Start of Block

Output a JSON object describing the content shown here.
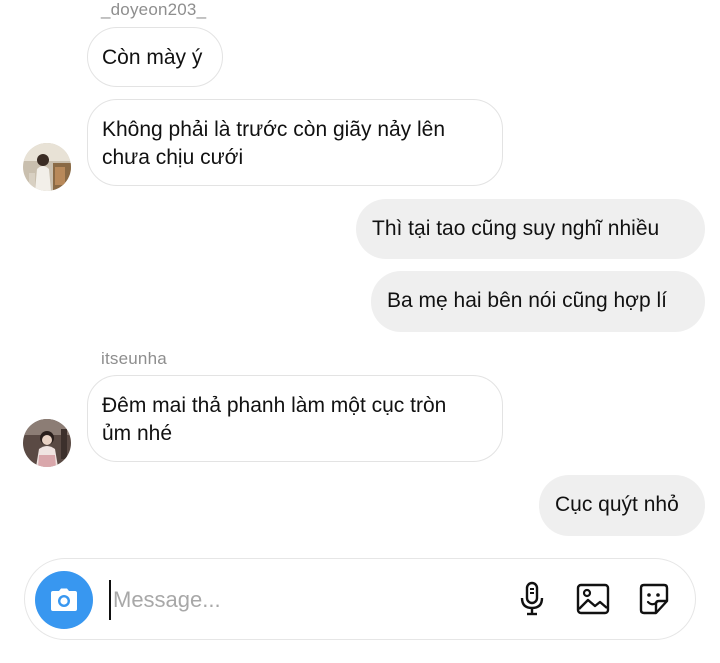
{
  "thread": {
    "sender_top": "_doyeon203_",
    "sender_mid": "itseunha"
  },
  "messages": [
    {
      "from": "in",
      "text": "Còn mày ý"
    },
    {
      "from": "in",
      "line1": "Không phải là trước còn giãy nảy lên",
      "line2": "chưa chịu cưới"
    },
    {
      "from": "out",
      "text": "Thì tại tao cũng suy nghĩ nhiều"
    },
    {
      "from": "out",
      "text": "Ba mẹ hai bên nói cũng hợp lí"
    },
    {
      "from": "in",
      "line1": "Đêm mai thả phanh làm một cục tròn",
      "line2": "ủm nhé"
    },
    {
      "from": "out",
      "text": "Cục quýt nhỏ"
    }
  ],
  "composer": {
    "placeholder": "Message...",
    "icons": [
      "camera-icon",
      "microphone-icon",
      "gallery-icon",
      "sticker-icon"
    ]
  },
  "colors": {
    "accent": "#3897f0",
    "outgoing_bubble": "#efefef",
    "incoming_border": "#e3e3e3",
    "meta_text": "#8e8e8e"
  }
}
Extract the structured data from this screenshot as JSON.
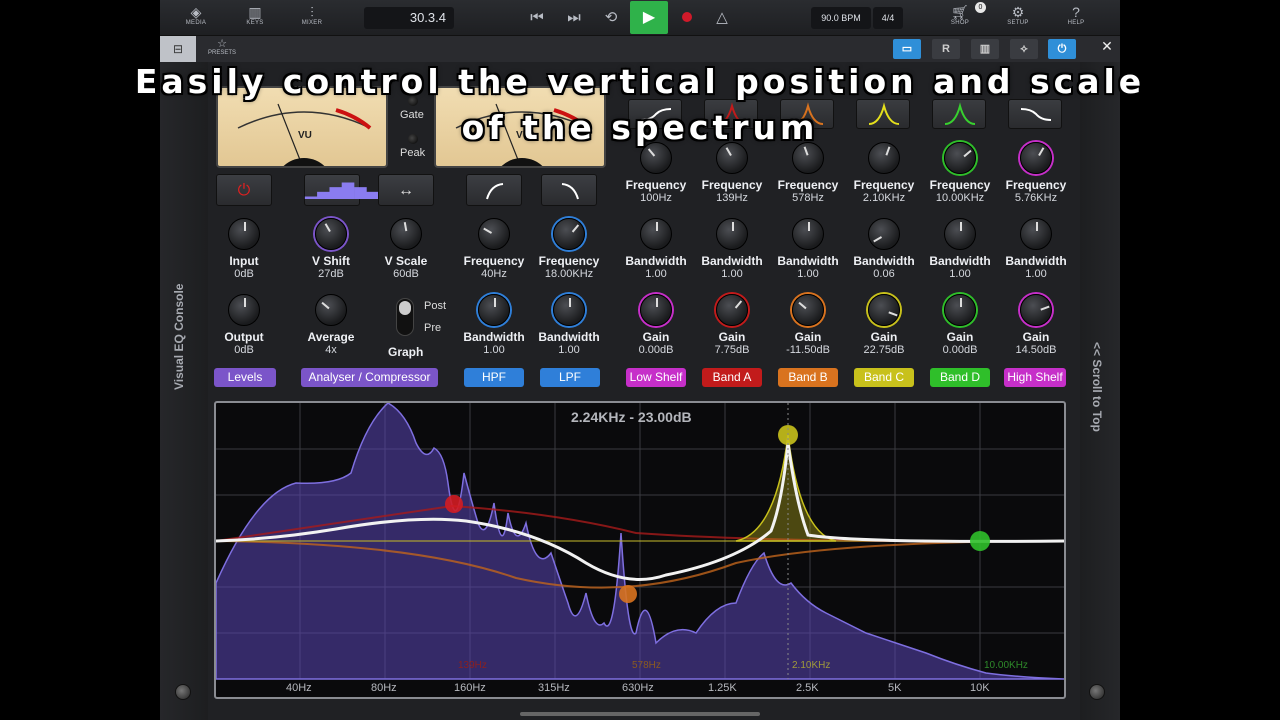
{
  "toolbar": {
    "media": "MEDIA",
    "keys": "KEYS",
    "mixer": "MIXER",
    "time": "30.3.4",
    "tempo": "90.0 BPM",
    "signature": "4/4",
    "shop": "SHOP",
    "shop_badge": "0",
    "setup": "SETUP",
    "help": "HELP",
    "icons": {
      "media": "media-icon",
      "keys": "keys-icon",
      "mixer": "mixer-icon",
      "rewind": "skip-back-icon",
      "forward": "skip-forward-icon",
      "loop": "loop-icon",
      "play": "play-icon",
      "record": "record-icon",
      "metronome": "metronome-icon",
      "shop": "cart-icon",
      "setup": "gear-icon",
      "help": "help-icon"
    }
  },
  "subbar": {
    "presets": "PRESETS",
    "r_label": "R",
    "power_color": "#2f8fd8"
  },
  "panel": {
    "left_title": "Visual EQ Console",
    "right_title": "<< Scroll to Top",
    "meter_label": "VU",
    "gate": "Gate",
    "peak": "Peak",
    "post": "Post",
    "pre": "Pre"
  },
  "knobs": {
    "input": {
      "label": "Input",
      "value": "0dB"
    },
    "output": {
      "label": "Output",
      "value": "0dB"
    },
    "vshift": {
      "label": "V Shift",
      "value": "27dB"
    },
    "average": {
      "label": "Average",
      "value": "4x"
    },
    "vscale": {
      "label": "V Scale",
      "value": "60dB"
    },
    "graph": {
      "label": "Graph"
    },
    "hpf_freq": {
      "label": "Frequency",
      "value": "40Hz"
    },
    "hpf_bw": {
      "label": "Bandwidth",
      "value": "1.00"
    },
    "lpf_freq": {
      "label": "Frequency",
      "value": "18.00KHz"
    },
    "lpf_bw": {
      "label": "Bandwidth",
      "value": "1.00"
    },
    "bands": [
      {
        "name": "Low Shelf",
        "color": "#c62fc9",
        "freq": "100Hz",
        "bw": "1.00",
        "gain": "0.00dB"
      },
      {
        "name": "Band A",
        "color": "#c21b1b",
        "freq": "139Hz",
        "bw": "1.00",
        "gain": "7.75dB"
      },
      {
        "name": "Band B",
        "color": "#d9731f",
        "freq": "578Hz",
        "bw": "1.00",
        "gain": "-11.50dB"
      },
      {
        "name": "Band C",
        "color": "#c8c11c",
        "freq": "2.10KHz",
        "bw": "0.06",
        "gain": "22.75dB"
      },
      {
        "name": "Band D",
        "color": "#2fbf2a",
        "freq": "10.00KHz",
        "bw": "1.00",
        "gain": "0.00dB"
      },
      {
        "name": "High Shelf",
        "color": "#c62fc9",
        "freq": "5.76KHz",
        "bw": "1.00",
        "gain": "14.50dB"
      }
    ],
    "freq_label": "Frequency",
    "bw_label": "Bandwidth",
    "gain_label": "Gain"
  },
  "sections": {
    "levels": "Levels",
    "analyser": "Analyser / Compressor",
    "hpf": "HPF",
    "lpf": "LPF",
    "levels_color": "#7b55c9",
    "analyser_color": "#7b55c9",
    "filter_color": "#2f7fd9"
  },
  "graph": {
    "readout": "2.24KHz - 23.00dB",
    "freq_labels": [
      "40Hz",
      "80Hz",
      "160Hz",
      "315Hz",
      "630Hz",
      "1.25K",
      "2.5K",
      "5K",
      "10K"
    ],
    "band_labels": [
      {
        "text": "139Hz",
        "color": "#8a2020"
      },
      {
        "text": "578Hz",
        "color": "#8a5a20"
      },
      {
        "text": "2.10KHz",
        "color": "#a09a3a"
      },
      {
        "text": "10.00KHz",
        "color": "#2e8a2a"
      }
    ]
  },
  "caption": {
    "line1": "Easily control the vertical position and scale",
    "line2": "of the spectrum"
  }
}
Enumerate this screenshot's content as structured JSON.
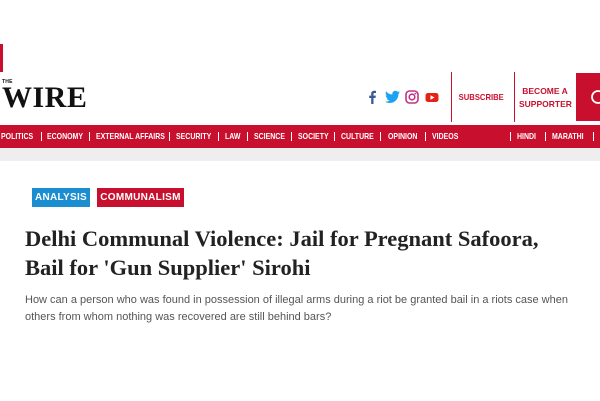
{
  "brand": {
    "the": "THE",
    "name": "WIRE"
  },
  "social": [
    "facebook-icon",
    "twitter-icon",
    "instagram-icon",
    "youtube-icon"
  ],
  "header": {
    "subscribe": "SUBSCRIBE",
    "become_line1": "BECOME A",
    "become_line2": "SUPPORTER"
  },
  "nav": {
    "items": [
      "POLITICS",
      "ECONOMY",
      "EXTERNAL AFFAIRS",
      "SECURITY",
      "LAW",
      "SCIENCE",
      "SOCIETY",
      "CULTURE",
      "OPINION",
      "VIDEOS"
    ],
    "languages": [
      "HINDI",
      "MARATHI"
    ]
  },
  "article": {
    "tags": [
      "ANALYSIS",
      "COMMUNALISM"
    ],
    "title_line1": "Delhi Communal Violence: Jail for Pregnant Safoora,",
    "title_line2": "Bail for 'Gun Supplier' Sirohi",
    "summary": "How can a person who was found in possession of illegal arms during a riot be granted bail in a riots case when others from whom nothing was recovered are still behind bars?"
  },
  "colors": {
    "brand_red": "#c8102e",
    "analysis_blue": "#1a8ed1"
  }
}
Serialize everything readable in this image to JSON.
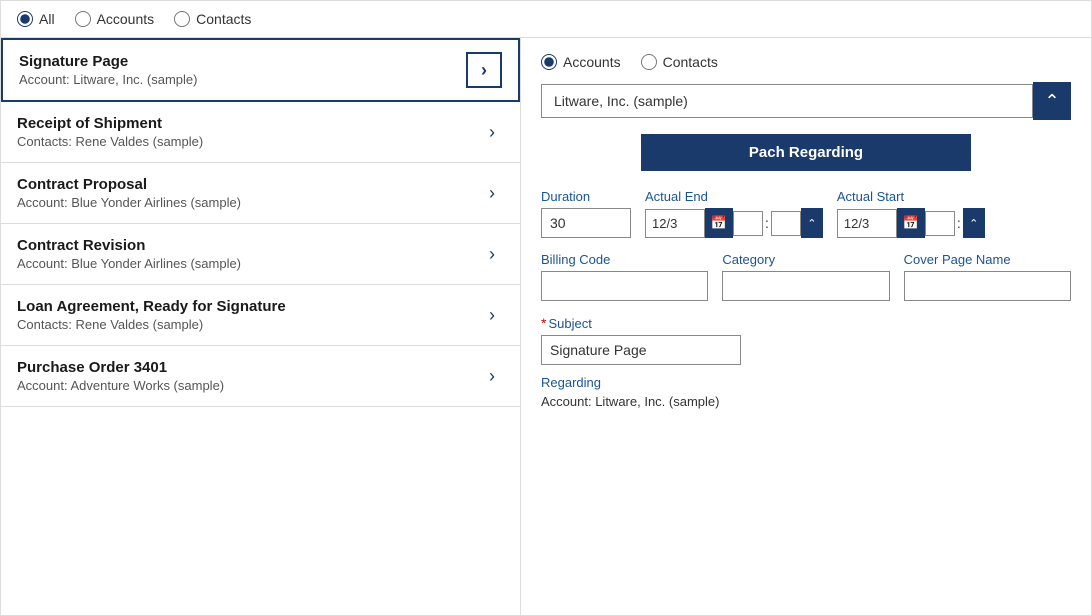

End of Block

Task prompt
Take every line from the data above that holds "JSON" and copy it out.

Solution for this exercise
Output a JSON object describing the content shown here.
Extract the structured data from this screenshot as JSON.
Enumerate this screenshot's content as structured JSON.
Serialize everything readable in this image to JSON.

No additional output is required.